The Adolph Prange family was arguably the largest and most prominent family in Crockett's Bluff from the late 1920s to the end of World War II. In 1929 they moved to their house west of the Prange Store that stood overlooking the White River and the riverside road that ran northward from Rt. 153 along the river embankment to what was generally known as the "steamboat landing." By the late 1930s and the war years, the older children gradually moved away from the Bluff, and in 1944 the store was closed and Adolph and Edna and the youngest children moved permanently to California.
Fortunately for us today, the Pranges believed in recording the activities and progressions of their family.

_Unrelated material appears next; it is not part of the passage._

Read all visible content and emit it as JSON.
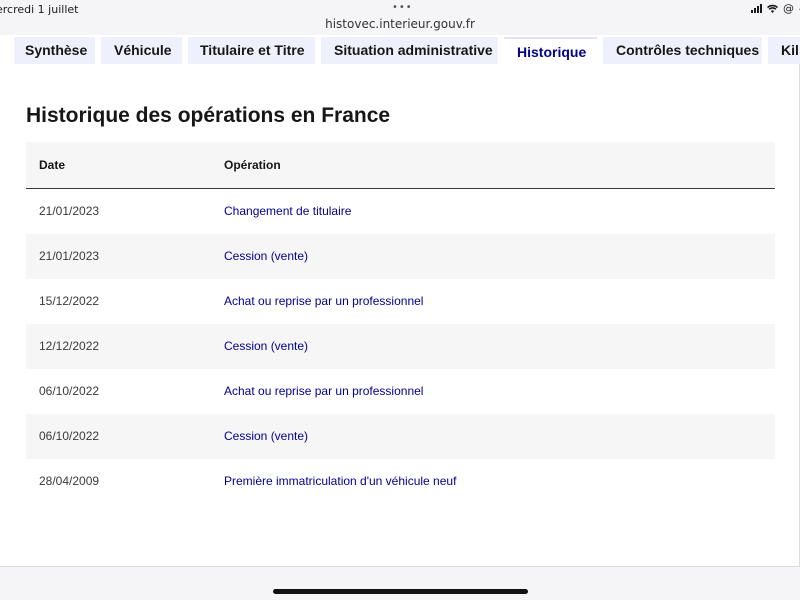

From early "box" cameras on, they recorded the milestones of their lives. Like so many other images on this site, I'm indebted to Jim Prange, the son of James, one of the eldest of the clan, for many images of the family and the Bluff generally, as well as these videos.
Over the years, various members of the family paid visits to the Bluff, particularly for annual Fourth of July celebration. In 1995 they made a major - and for many, a final - pilgrimage to the Bluff that was faithfully recorded by a video camera. Jim was kind enough to transfer them to me via DVD. Though sections of them understandably vary in clarity, the sound is generally clear and the moments have been captured.
Part I begins with a windshield view from one of a caravan of Prange vehicles approaching from the west on Rt. 153 (the old Hill Road). David Prange moderates the first gathering on the bank of the White River at the old "Steamboat Landing." Stories and laughter. Afterward, there are similar stops at the site of the Prange Store and Schwab's Store and the Cemetery across from the old Post Office.
Part II returns to the old Prange homesite. General recollections of their memories of the Bethlehem Lutheran Church that stood nearby it. Gravesite of Adolph Prange's younger brother Bernard who died in his childhood. Lin "Hal" relates his memory of the day his parents left for California in his brother Joe's 41 Ford for California, and their stop for one final look back at their home and store. It ends with the arrival of the group at the Poplar Creek Missionary Baptist Church (which in part is composed today of the Lutheran Church that was moved west five miles or so to this spot) where other older friends and members of the community from the 1930s and 40s.
Parts III and IV, also moderated by Hal who opens their discussion with a poem "At Two O'Clock," after which he invites stories from the Prange siblings, as well as others in the gathering: Halley and Sikes Keithley, Lucille and Shelby Woodiel, Boone Bullock, and others. Two members of the Poplar Creek congregation - L.S. Stiggers and Roy Allan, both old friends of the Prange family - host the gathering, along with their Minister Rev. Williams. Boone relates the story of his dog Charlie and the cart he made that carried Hal as a young boy.
Part IV continues the general discussion and concludes with Roy Allen's rendition of a folk hymn entitled "How Sweet It One Day Will Be."